**Exercise prompt**. Reproduce the records below exactly as they are written.

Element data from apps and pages
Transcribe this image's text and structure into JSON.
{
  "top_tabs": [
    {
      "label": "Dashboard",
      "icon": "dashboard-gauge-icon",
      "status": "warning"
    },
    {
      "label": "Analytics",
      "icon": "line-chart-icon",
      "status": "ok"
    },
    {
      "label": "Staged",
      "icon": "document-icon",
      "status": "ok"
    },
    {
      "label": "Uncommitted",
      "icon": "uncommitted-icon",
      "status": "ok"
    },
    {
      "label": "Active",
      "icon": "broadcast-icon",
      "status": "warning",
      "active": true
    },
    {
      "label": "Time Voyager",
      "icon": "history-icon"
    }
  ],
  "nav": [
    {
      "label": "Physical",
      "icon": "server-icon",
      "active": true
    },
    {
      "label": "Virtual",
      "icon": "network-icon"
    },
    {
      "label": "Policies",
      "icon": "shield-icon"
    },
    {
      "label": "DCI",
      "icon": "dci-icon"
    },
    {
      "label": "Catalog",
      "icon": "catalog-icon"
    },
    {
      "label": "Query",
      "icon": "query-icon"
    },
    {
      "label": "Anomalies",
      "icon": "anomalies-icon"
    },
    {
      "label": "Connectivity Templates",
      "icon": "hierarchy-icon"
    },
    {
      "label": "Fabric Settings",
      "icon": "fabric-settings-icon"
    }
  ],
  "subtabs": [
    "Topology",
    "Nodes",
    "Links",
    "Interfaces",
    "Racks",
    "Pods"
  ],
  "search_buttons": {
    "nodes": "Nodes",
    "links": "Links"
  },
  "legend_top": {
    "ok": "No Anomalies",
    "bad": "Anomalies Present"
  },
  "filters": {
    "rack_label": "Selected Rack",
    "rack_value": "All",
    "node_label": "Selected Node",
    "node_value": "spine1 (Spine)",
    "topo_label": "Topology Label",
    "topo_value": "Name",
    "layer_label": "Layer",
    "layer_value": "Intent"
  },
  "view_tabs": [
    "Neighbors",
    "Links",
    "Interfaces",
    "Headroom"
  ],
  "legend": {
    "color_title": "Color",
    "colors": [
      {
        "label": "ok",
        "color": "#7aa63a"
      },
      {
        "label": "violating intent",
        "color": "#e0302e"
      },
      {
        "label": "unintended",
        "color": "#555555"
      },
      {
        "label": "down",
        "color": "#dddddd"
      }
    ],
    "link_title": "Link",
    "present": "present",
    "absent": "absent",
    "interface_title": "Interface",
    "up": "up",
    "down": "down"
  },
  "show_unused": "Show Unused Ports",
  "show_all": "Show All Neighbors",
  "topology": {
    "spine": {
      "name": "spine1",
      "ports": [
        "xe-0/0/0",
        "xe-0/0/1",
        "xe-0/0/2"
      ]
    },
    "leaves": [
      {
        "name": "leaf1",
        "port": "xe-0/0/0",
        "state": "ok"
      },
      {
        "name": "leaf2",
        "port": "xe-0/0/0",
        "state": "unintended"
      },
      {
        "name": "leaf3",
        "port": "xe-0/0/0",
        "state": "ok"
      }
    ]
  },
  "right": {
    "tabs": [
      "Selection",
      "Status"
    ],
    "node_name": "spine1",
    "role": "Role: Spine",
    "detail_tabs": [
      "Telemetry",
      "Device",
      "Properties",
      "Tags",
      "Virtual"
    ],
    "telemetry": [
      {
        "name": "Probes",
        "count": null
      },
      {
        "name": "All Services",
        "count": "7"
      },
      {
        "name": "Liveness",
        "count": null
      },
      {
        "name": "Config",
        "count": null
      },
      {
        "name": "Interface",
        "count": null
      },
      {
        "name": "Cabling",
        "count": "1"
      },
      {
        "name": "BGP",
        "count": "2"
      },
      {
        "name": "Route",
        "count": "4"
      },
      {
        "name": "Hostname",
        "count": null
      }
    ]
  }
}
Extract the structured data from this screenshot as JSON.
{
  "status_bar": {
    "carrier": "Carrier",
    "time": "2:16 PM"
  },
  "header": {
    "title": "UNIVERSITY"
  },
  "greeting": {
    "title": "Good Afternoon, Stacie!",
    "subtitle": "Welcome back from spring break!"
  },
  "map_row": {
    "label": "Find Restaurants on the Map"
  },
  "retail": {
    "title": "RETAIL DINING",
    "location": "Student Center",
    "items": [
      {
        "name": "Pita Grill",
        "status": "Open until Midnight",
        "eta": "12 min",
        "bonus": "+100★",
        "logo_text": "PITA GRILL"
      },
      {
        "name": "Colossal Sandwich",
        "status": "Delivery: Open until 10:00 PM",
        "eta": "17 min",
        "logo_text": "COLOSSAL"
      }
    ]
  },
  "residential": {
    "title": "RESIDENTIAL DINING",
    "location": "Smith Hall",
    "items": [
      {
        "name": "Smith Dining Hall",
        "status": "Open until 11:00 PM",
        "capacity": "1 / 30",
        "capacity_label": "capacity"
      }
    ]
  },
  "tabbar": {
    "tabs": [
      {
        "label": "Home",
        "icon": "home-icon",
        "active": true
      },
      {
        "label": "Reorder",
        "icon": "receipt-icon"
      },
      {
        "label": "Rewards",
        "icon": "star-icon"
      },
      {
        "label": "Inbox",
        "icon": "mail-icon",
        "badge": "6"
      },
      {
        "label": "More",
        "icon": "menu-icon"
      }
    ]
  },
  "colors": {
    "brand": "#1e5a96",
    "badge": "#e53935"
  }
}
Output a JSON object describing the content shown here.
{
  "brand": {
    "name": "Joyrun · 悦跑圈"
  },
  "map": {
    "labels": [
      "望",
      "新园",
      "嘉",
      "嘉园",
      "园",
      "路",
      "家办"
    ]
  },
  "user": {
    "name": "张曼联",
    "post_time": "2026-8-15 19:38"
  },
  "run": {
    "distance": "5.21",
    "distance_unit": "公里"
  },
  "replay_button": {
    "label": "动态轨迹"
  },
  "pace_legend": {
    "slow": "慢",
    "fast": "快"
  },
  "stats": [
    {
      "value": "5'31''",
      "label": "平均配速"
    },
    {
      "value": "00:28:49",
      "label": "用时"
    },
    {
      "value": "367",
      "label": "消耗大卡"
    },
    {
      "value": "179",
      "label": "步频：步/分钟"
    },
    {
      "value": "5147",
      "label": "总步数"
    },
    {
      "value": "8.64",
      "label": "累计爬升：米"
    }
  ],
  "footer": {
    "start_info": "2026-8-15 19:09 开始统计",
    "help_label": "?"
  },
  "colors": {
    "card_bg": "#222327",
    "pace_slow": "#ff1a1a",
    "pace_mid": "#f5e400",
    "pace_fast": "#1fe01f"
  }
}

**Written answer**.
Transcribe this image's text and structure into JSON.
{
  "top_tabs": [
    {
      "label": "Dashboard",
      "icon": "dashboard-gauge-icon",
      "status": "warning"
    },
    {
      "label": "Analytics",
      "icon": "line-chart-icon",
      "status": "ok"
    },
    {
      "label": "Staged",
      "icon": "document-icon",
      "status": "ok"
    },
    {
      "label": "Uncommitted",
      "icon": "uncommitted-icon",
      "status": "ok"
    },
    {
      "label": "Active",
      "icon": "broadcast-icon",
      "status": "warning",
      "active": true
    },
    {
      "label": "Time Voyager",
      "icon": "history-icon"
    }
  ],
  "nav": [
    {
      "label": "Physical",
      "icon": "server-icon",
      "active": true
    },
    {
      "label": "Virtual",
      "icon": "network-icon"
    },
    {
      "label": "Policies",
      "icon": "shield-icon"
    },
    {
      "label": "DCI",
      "icon": "dci-icon"
    },
    {
      "label": "Catalog",
      "icon": "catalog-icon"
    },
    {
      "label": "Query",
      "icon": "query-icon"
    },
    {
      "label": "Anomalies",
      "icon": "anomalies-icon"
    },
    {
      "label": "Connectivity Templates",
      "icon": "hierarchy-icon"
    },
    {
      "label": "Fabric Settings",
      "icon": "fabric-settings-icon"
    }
  ],
  "subtabs": [
    "Topology",
    "Nodes",
    "Links",
    "Interfaces",
    "Racks",
    "Pods"
  ],
  "search_buttons": {
    "nodes": "Nodes",
    "links": "Links"
  },
  "legend_top": {
    "ok": "No Anomalies",
    "bad": "Anomalies Present"
  },
  "filters": {
    "rack_label": "Selected Rack",
    "rack_value": "All",
    "node_label": "Selected Node",
    "node_value": "spine1 (Spine)",
    "topo_label": "Topology Label",
    "topo_value": "Name",
    "layer_label": "Layer",
    "layer_value": "Intent"
  },
  "view_tabs": [
    "Neighbors",
    "Links",
    "Interfaces",
    "Headroom"
  ],
  "legend": {
    "color_title": "Color",
    "colors": [
      {
        "label": "ok",
        "color": "#7aa63a"
      },
      {
        "label": "violating intent",
        "color": "#e0302e"
      },
      {
        "label": "unintended",
        "color": "#555555"
      },
      {
        "label": "down",
        "color": "#dddddd"
      }
    ],
    "link_title": "Link",
    "present": "present",
    "absent": "absent",
    "interface_title": "Interface",
    "up": "up",
    "down": "down"
  },
  "show_unused": "Show Unused Ports",
  "show_all": "Show All Neighbors",
  "topology": {
    "spine": {
      "name": "spine1",
      "ports": [
        "xe-0/0/0",
        "xe-0/0/1",
        "xe-0/0/2"
      ]
    },
    "leaves": [
      {
        "name": "leaf1",
        "port": "xe-0/0/0",
        "state": "ok"
      },
      {
        "name": "leaf2",
        "port": "xe-0/0/0",
        "state": "unintended"
      },
      {
        "name": "leaf3",
        "port": "xe-0/0/0",
        "state": "ok"
      }
    ]
  },
  "right": {
    "tabs": [
      "Selection",
      "Status"
    ],
    "node_name": "spine1",
    "role": "Role: Spine",
    "detail_tabs": [
      "Telemetry",
      "Device",
      "Properties",
      "Tags",
      "Virtual"
    ],
    "telemetry": [
      {
        "name": "Probes",
        "count": null
      },
      {
        "name": "All Services",
        "count": "7"
      },
      {
        "name": "Liveness",
        "count": null
      },
      {
        "name": "Config",
        "count": null
      },
      {
        "name": "Interface",
        "count": null
      },
      {
        "name": "Cabling",
        "count": "1"
      },
      {
        "name": "BGP",
        "count": "2"
      },
      {
        "name": "Route",
        "count": "4"
      },
      {
        "name": "Hostname",
        "count": null
      }
    ]
  }
}
Extract the structured data from this screenshot as JSON.
{
  "status_bar": {
    "carrier": "Carrier",
    "time": "2:16 PM"
  },
  "header": {
    "title": "UNIVERSITY"
  },
  "greeting": {
    "title": "Good Afternoon, Stacie!",
    "subtitle": "Welcome back from spring break!"
  },
  "map_row": {
    "label": "Find Restaurants on the Map"
  },
  "retail": {
    "title": "RETAIL DINING",
    "location": "Student Center",
    "items": [
      {
        "name": "Pita Grill",
        "status": "Open until Midnight",
        "eta": "12 min",
        "bonus": "+100★",
        "logo_text": "PITA GRILL"
      },
      {
        "name": "Colossal Sandwich",
        "status": "Delivery: Open until 10:00 PM",
        "eta": "17 min",
        "logo_text": "COLOSSAL"
      }
    ]
  },
  "residential": {
    "title": "RESIDENTIAL DINING",
    "location": "Smith Hall",
    "items": [
      {
        "name": "Smith Dining Hall",
        "status": "Open until 11:00 PM",
        "capacity": "1 / 30",
        "capacity_label": "capacity"
      }
    ]
  },
  "tabbar": {
    "tabs": [
      {
        "label": "Home",
        "icon": "home-icon",
        "active": true
      },
      {
        "label": "Reorder",
        "icon": "receipt-icon"
      },
      {
        "label": "Rewards",
        "icon": "star-icon"
      },
      {
        "label": "Inbox",
        "icon": "mail-icon",
        "badge": "6"
      },
      {
        "label": "More",
        "icon": "menu-icon"
      }
    ]
  },
  "colors": {
    "brand": "#1e5a96",
    "badge": "#e53935"
  }
}
Output a JSON object describing the content shown here.
{
  "brand": {
    "name": "Joyrun · 悦跑圈"
  },
  "map": {
    "labels": [
      "望",
      "新园",
      "嘉",
      "嘉园",
      "园",
      "路",
      "家办"
    ]
  },
  "user": {
    "name": "张曼联",
    "post_time": "2026-8-15 19:38"
  },
  "run": {
    "distance": "5.21",
    "distance_unit": "公里"
  },
  "replay_button": {
    "label": "动态轨迹"
  },
  "pace_legend": {
    "slow": "慢",
    "fast": "快"
  },
  "stats": [
    {
      "value": "5'31''",
      "label": "平均配速"
    },
    {
      "value": "00:28:49",
      "label": "用时"
    },
    {
      "value": "367",
      "label": "消耗大卡"
    },
    {
      "value": "179",
      "label": "步频：步/分钟"
    },
    {
      "value": "5147",
      "label": "总步数"
    },
    {
      "value": "8.64",
      "label": "累计爬升：米"
    }
  ],
  "footer": {
    "start_info": "2026-8-15 19:09 开始统计",
    "help_label": "?"
  },
  "colors": {
    "card_bg": "#222327",
    "pace_slow": "#ff1a1a",
    "pace_mid": "#f5e400",
    "pace_fast": "#1fe01f"
  }
}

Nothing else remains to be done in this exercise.